Exercise description: Go through the listing below and gather every line with the word "preestablecidos".

Content starts

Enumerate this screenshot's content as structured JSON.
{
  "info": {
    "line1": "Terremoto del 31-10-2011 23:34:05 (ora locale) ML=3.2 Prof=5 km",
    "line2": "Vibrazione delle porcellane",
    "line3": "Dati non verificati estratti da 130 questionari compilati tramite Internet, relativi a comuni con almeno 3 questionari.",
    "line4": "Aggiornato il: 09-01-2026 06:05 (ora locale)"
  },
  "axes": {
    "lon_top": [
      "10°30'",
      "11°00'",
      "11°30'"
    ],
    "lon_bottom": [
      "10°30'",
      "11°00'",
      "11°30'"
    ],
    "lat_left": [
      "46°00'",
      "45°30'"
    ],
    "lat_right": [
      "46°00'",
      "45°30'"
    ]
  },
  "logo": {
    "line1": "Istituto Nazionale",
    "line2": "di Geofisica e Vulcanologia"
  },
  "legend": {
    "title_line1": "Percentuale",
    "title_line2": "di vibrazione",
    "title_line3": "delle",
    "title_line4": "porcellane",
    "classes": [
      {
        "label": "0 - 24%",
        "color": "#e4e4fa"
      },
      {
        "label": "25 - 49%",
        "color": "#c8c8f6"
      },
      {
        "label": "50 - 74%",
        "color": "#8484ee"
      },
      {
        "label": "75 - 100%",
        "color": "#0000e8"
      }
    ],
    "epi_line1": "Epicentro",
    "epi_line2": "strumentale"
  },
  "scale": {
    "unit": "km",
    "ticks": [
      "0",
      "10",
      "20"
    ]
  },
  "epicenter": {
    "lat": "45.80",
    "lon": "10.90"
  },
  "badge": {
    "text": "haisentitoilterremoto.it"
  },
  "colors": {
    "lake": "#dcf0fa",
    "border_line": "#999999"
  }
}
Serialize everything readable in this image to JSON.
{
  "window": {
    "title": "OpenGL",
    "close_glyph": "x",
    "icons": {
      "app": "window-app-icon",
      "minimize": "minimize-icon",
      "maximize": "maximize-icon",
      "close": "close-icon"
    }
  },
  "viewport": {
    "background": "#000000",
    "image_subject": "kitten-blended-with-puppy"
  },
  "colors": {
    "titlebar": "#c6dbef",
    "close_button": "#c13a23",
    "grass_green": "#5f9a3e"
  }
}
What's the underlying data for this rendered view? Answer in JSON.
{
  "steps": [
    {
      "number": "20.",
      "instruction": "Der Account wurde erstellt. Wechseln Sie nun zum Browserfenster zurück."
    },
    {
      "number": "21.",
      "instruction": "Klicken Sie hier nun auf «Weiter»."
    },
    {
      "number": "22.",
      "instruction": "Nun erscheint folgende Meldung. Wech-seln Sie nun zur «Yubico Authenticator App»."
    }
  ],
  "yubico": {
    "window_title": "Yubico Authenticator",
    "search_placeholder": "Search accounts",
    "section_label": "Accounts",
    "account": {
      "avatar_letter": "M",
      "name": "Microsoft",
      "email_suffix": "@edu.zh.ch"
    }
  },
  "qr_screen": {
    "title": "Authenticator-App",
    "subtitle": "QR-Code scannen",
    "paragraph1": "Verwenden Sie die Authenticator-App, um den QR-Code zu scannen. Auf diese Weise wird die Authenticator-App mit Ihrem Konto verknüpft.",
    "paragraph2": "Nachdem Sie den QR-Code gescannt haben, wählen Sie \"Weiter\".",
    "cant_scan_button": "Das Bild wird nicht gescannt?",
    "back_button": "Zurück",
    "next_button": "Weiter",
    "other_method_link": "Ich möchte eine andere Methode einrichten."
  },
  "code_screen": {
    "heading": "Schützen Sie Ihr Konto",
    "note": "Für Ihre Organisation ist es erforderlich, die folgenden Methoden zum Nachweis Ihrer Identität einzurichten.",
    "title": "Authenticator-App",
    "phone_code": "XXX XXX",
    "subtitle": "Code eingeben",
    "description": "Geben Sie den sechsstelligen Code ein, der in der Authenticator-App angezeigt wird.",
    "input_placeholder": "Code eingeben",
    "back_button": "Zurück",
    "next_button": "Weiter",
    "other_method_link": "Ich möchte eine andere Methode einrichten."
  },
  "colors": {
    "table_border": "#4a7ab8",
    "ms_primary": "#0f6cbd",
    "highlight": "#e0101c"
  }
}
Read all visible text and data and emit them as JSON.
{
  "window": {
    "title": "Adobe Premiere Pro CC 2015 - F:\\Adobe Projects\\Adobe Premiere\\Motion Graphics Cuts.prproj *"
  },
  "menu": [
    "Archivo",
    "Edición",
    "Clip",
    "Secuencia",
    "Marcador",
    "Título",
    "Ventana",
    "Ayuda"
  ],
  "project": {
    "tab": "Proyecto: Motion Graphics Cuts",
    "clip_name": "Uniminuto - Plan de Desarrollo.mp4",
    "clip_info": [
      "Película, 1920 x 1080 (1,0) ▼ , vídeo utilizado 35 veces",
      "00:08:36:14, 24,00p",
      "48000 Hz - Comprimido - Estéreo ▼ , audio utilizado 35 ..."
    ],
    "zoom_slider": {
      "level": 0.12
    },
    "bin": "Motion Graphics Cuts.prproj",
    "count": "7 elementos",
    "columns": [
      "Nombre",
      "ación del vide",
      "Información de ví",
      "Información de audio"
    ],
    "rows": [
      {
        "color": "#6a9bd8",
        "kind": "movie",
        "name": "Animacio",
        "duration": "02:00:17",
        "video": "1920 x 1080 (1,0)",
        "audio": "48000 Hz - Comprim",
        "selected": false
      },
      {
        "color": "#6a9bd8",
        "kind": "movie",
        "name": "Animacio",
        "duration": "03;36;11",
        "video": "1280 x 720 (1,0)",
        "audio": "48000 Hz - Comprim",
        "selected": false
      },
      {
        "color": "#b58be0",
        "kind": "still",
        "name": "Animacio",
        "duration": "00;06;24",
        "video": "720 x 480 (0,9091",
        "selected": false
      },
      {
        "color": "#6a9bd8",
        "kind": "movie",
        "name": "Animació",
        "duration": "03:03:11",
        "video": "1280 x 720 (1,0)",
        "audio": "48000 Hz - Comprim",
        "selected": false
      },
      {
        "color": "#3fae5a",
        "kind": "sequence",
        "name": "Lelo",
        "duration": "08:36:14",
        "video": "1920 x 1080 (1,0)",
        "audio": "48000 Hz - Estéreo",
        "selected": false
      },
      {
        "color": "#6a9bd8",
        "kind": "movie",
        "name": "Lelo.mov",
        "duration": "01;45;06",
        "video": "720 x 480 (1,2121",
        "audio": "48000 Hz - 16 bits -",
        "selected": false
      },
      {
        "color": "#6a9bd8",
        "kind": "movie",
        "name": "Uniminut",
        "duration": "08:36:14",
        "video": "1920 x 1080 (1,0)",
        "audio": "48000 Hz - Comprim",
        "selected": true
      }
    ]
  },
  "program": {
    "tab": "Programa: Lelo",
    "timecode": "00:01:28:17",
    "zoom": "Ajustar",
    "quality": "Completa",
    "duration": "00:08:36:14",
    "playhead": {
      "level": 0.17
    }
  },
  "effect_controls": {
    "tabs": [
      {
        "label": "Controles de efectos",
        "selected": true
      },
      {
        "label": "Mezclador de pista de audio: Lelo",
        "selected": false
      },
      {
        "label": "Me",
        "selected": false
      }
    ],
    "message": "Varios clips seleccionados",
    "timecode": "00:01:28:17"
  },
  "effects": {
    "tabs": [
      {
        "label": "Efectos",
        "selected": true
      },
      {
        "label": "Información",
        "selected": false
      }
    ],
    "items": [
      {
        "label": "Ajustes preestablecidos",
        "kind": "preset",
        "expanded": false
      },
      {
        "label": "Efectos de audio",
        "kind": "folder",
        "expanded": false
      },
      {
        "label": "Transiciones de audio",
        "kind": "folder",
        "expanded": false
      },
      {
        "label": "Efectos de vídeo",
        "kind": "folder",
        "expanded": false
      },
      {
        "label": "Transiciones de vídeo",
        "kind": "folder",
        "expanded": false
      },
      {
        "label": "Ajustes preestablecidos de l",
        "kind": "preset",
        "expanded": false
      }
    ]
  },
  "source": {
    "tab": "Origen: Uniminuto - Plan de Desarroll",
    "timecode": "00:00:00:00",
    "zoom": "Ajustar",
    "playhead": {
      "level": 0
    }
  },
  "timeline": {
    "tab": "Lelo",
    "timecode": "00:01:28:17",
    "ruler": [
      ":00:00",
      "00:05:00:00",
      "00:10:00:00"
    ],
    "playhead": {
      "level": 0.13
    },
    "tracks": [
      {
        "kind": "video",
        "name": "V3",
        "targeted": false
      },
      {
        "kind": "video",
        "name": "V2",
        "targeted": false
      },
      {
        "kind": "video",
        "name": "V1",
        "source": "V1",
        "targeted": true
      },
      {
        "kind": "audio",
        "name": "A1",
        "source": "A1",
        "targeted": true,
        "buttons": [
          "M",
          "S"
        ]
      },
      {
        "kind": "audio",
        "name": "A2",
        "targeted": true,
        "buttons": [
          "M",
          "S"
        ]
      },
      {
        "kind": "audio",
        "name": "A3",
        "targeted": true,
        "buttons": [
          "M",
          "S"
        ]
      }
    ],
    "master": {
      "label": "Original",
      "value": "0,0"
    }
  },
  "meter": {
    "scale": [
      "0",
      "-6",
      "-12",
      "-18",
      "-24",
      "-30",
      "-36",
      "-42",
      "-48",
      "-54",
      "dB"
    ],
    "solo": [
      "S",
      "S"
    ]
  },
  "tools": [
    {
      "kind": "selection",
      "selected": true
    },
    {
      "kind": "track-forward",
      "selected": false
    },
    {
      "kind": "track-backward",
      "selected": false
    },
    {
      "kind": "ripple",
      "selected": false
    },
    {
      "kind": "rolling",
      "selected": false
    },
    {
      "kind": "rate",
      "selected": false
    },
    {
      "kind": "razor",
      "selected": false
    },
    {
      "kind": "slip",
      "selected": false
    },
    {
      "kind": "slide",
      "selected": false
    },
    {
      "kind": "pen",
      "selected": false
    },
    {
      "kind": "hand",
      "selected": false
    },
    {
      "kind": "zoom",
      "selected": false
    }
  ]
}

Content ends

Result:
        "label": "Ajustes preestablecidos",
        "label": "Ajustes preestablecidos de l",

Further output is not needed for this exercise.